__EXERCISE GOAL__
Go through the entries below. Copy out every line that contains "kayo".

__RECORDS PROVIDED__
◇ ◇ ◇
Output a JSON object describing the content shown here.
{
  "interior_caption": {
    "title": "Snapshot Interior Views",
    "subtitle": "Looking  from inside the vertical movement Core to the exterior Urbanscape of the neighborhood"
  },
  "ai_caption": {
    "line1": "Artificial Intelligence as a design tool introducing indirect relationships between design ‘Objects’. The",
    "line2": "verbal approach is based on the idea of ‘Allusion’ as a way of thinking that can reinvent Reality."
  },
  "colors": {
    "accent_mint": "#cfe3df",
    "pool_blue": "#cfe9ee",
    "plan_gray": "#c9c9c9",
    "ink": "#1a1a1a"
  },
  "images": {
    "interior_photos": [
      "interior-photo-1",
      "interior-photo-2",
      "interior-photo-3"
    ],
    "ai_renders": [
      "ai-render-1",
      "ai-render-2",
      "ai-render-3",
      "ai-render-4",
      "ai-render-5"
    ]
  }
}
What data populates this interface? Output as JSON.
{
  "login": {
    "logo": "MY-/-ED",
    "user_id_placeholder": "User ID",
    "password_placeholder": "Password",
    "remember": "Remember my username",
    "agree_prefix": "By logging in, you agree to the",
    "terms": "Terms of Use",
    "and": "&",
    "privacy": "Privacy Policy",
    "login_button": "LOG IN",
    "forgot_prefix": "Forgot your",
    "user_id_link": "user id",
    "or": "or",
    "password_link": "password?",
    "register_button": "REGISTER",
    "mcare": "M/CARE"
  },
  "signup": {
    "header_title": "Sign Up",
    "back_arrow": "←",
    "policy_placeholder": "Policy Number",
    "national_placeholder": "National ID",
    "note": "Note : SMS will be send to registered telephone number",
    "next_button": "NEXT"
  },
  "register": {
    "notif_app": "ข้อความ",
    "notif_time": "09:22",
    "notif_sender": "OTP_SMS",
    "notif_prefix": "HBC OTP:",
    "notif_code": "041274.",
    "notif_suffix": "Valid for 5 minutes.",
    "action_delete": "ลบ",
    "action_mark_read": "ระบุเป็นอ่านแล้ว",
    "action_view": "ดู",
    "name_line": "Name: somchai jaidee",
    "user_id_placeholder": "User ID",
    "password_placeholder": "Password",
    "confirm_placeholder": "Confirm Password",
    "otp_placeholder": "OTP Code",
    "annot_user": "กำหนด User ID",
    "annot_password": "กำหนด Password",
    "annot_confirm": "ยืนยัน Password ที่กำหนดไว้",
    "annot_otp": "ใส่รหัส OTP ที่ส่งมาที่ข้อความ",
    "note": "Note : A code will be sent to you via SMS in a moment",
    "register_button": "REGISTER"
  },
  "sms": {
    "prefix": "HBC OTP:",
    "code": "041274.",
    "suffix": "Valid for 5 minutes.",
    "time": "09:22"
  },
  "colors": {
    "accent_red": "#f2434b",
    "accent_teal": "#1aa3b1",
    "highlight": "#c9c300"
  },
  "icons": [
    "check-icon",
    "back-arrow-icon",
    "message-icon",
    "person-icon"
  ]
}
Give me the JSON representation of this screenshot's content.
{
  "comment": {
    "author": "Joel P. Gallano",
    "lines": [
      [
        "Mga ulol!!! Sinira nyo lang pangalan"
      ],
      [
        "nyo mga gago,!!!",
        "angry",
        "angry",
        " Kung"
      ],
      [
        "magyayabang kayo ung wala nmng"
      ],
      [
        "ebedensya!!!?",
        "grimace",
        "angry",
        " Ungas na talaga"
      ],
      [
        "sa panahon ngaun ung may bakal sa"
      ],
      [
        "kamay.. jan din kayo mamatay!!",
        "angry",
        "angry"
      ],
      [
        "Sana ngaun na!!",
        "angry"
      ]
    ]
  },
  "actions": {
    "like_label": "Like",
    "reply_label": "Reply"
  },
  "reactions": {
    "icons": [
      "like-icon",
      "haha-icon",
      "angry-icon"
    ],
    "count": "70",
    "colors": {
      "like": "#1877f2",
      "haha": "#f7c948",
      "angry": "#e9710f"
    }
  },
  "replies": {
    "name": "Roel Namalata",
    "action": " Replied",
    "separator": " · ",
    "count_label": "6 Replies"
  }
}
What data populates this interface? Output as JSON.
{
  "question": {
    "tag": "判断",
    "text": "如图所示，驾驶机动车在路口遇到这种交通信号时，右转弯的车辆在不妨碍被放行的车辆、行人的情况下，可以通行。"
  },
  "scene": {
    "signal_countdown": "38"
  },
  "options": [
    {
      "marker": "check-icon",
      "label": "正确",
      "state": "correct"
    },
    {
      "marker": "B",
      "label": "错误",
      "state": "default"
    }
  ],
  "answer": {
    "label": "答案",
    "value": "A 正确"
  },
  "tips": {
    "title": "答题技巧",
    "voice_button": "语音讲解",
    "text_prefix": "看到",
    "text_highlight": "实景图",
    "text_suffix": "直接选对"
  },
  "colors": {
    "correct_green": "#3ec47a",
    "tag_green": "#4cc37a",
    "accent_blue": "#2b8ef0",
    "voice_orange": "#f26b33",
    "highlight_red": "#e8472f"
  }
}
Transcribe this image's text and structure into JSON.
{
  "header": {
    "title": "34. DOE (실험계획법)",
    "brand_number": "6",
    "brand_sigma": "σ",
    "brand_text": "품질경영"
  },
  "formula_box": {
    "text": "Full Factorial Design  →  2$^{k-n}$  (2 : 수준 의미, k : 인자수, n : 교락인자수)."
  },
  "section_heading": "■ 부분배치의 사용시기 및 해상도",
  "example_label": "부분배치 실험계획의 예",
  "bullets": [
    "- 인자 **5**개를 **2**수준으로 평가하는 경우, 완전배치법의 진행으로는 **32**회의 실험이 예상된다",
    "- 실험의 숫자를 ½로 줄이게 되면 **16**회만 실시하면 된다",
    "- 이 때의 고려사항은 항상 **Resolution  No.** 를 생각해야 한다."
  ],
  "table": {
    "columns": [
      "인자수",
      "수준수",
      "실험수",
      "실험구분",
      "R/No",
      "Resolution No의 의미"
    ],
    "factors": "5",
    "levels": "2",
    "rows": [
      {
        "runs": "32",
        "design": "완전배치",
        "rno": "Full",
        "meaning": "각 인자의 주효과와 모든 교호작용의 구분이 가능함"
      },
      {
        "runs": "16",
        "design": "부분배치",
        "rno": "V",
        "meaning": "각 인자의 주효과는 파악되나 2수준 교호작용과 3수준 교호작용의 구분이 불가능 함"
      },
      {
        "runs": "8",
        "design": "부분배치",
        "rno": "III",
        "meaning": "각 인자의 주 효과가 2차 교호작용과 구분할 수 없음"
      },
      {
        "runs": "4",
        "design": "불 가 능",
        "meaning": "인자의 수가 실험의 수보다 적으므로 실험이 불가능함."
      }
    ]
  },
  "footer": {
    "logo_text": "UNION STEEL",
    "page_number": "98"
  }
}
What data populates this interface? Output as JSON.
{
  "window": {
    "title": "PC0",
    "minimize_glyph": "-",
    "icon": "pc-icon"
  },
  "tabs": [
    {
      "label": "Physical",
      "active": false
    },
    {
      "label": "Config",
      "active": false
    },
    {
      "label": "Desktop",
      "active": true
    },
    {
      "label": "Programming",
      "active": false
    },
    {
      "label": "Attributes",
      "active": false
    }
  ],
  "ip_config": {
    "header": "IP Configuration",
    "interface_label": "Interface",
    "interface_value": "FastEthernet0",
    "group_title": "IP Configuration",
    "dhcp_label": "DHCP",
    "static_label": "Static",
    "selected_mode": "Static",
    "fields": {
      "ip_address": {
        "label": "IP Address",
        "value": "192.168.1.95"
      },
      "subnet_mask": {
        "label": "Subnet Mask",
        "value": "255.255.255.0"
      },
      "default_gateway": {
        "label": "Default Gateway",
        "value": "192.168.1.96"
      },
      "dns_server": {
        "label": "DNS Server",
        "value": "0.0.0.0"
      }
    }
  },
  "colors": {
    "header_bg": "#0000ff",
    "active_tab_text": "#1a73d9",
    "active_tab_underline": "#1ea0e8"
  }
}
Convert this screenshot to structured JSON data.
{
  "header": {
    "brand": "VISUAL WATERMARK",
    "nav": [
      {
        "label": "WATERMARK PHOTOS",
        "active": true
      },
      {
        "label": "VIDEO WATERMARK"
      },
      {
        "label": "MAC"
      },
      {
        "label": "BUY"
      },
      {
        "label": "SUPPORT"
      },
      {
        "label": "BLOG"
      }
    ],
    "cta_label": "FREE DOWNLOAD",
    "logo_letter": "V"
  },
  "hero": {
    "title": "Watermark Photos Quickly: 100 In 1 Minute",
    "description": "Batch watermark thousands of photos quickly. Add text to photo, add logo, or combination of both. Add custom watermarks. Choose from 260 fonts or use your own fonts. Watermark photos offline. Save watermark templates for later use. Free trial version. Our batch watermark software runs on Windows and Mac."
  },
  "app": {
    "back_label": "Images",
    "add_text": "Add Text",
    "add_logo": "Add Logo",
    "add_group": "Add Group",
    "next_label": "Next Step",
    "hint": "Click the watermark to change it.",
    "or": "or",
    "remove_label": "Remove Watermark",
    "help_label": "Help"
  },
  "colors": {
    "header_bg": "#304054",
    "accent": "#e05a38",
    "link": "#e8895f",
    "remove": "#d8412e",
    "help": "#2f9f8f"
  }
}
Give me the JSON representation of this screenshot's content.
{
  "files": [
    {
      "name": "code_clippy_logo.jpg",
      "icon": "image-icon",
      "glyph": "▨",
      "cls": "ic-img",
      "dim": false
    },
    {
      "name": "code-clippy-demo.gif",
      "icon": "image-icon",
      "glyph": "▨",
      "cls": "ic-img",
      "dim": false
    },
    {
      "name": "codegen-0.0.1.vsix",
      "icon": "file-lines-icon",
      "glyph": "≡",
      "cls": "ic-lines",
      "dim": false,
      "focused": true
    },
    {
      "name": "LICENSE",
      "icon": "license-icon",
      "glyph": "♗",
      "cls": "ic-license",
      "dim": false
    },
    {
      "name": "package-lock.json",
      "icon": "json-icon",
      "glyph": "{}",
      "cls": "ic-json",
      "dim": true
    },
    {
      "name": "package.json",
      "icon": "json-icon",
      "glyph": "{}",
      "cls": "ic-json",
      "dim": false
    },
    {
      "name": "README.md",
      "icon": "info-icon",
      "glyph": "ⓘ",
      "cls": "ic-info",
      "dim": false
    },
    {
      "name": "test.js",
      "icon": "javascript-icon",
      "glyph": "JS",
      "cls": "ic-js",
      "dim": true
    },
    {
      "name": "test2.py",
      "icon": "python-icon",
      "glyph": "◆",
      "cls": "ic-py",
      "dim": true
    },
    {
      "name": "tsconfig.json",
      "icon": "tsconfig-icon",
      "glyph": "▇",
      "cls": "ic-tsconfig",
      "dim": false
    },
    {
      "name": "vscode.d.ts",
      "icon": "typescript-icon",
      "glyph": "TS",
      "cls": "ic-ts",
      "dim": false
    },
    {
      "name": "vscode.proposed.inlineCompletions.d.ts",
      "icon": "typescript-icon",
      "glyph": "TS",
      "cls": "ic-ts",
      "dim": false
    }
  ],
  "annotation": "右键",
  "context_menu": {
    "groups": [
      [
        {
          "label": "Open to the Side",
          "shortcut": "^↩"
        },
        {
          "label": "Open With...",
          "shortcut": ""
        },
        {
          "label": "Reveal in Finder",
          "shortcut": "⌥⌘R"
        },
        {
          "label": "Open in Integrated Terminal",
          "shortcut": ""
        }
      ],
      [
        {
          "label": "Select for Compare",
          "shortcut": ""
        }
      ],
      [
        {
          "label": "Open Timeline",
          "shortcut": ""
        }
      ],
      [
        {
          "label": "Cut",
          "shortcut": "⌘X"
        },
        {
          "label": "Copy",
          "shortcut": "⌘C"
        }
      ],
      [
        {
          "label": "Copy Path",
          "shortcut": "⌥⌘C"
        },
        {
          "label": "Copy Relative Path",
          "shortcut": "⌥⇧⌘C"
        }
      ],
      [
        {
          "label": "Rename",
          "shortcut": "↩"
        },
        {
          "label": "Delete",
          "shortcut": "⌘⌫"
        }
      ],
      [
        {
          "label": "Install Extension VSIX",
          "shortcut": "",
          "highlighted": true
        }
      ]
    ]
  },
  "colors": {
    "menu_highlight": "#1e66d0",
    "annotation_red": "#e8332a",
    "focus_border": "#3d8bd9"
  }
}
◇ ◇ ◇
__ANSWER SECTION__
        "magyayabang kayo ung wala nmng"
        "kamay.. jan din kayo mamatay!!",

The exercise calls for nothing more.